In every other sense of condemnation, as blame, censure, reproof, private judgment, and the like.
2. The act of judicially condemning, or adjudging guilty, unfit for use, or forfeited; the act of dooming to
punishment or forfeiture.
A legal and judicial condemnation.
Whose condemnation is pronounced.
3. The state of being condemned.
His pathetic appeal to posterity in the hopeless hour of condemnation.
4. The ground or reason of condemning.
This is the condemnation, that light is come into the world, and men loved darkness rather light, because
their deeds were evil.
John iii. 19.
(Con*dem"na*to*ry) a. Condemning; containing or imposing condemnation or censure; as,
a condemnatory sentence or decree.

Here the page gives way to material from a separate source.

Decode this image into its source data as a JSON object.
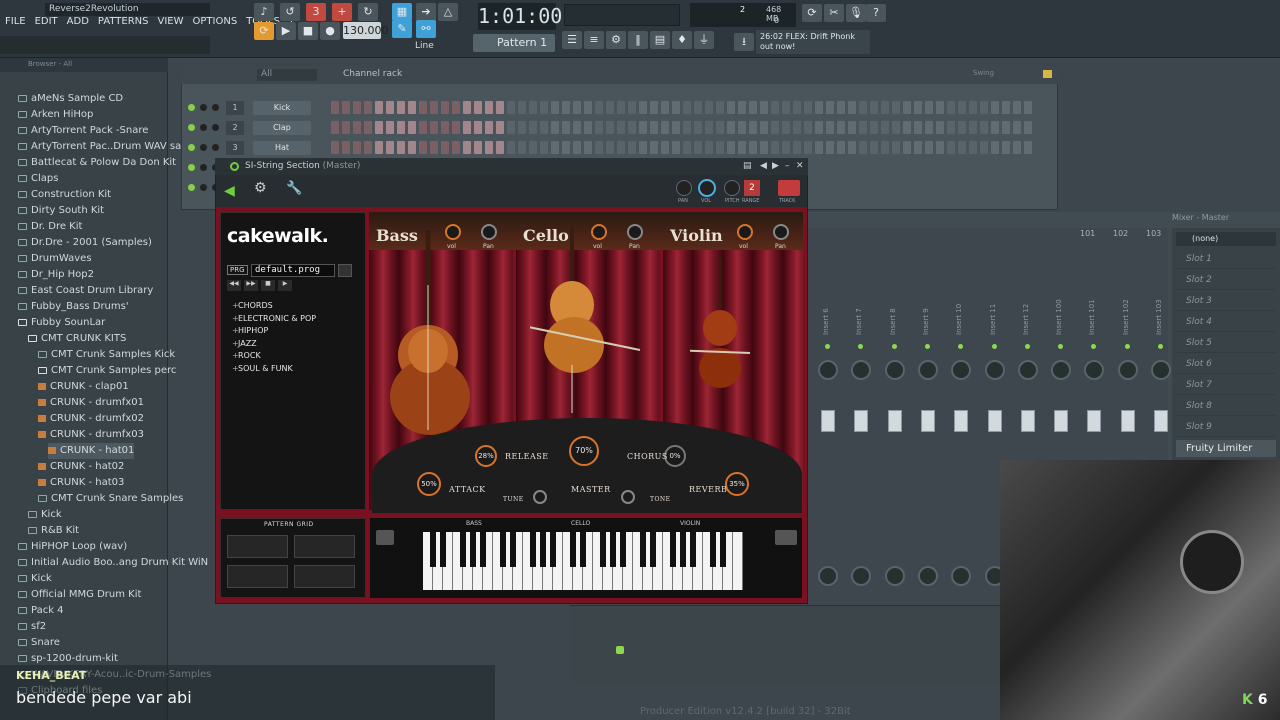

1. Pronounced to be wrong, guilty, worthless, or forfeited; adjudged or sentenced to punishment, destruction,
2. Used for condemned persons.
Richard Savage . . . had lain with fifty pounds weight of irons on his legs in the condemned ward of
(Con*dem"ner) n. One who condemns or censures.
(Con*den`sa*bil"i*ty) n. Capability of being condensed.
(Con*den"sa*ble) a. [Cf. F. condensable.] Capable of being condensed; as, vapor is
(Con*den"sate) a. [L. condensatus, p. p. of condensare. See Condense, v. t.] Made
Water . . . thickened or condensate.
(Con*den"sate) v. t. [imp. & p. p. Condensated; p. pr. & vb. n. Condensating.] To
condense. [R.] Hammond.
(Con`den*sa"tion) n. [L. condensatio: cf. F. condensation.]
1. The act or process of condensing or of being condensed; the state of being condensed.
He [Goldsmith] was a great and perhaps an unequaled master of the arts of selection and condensation.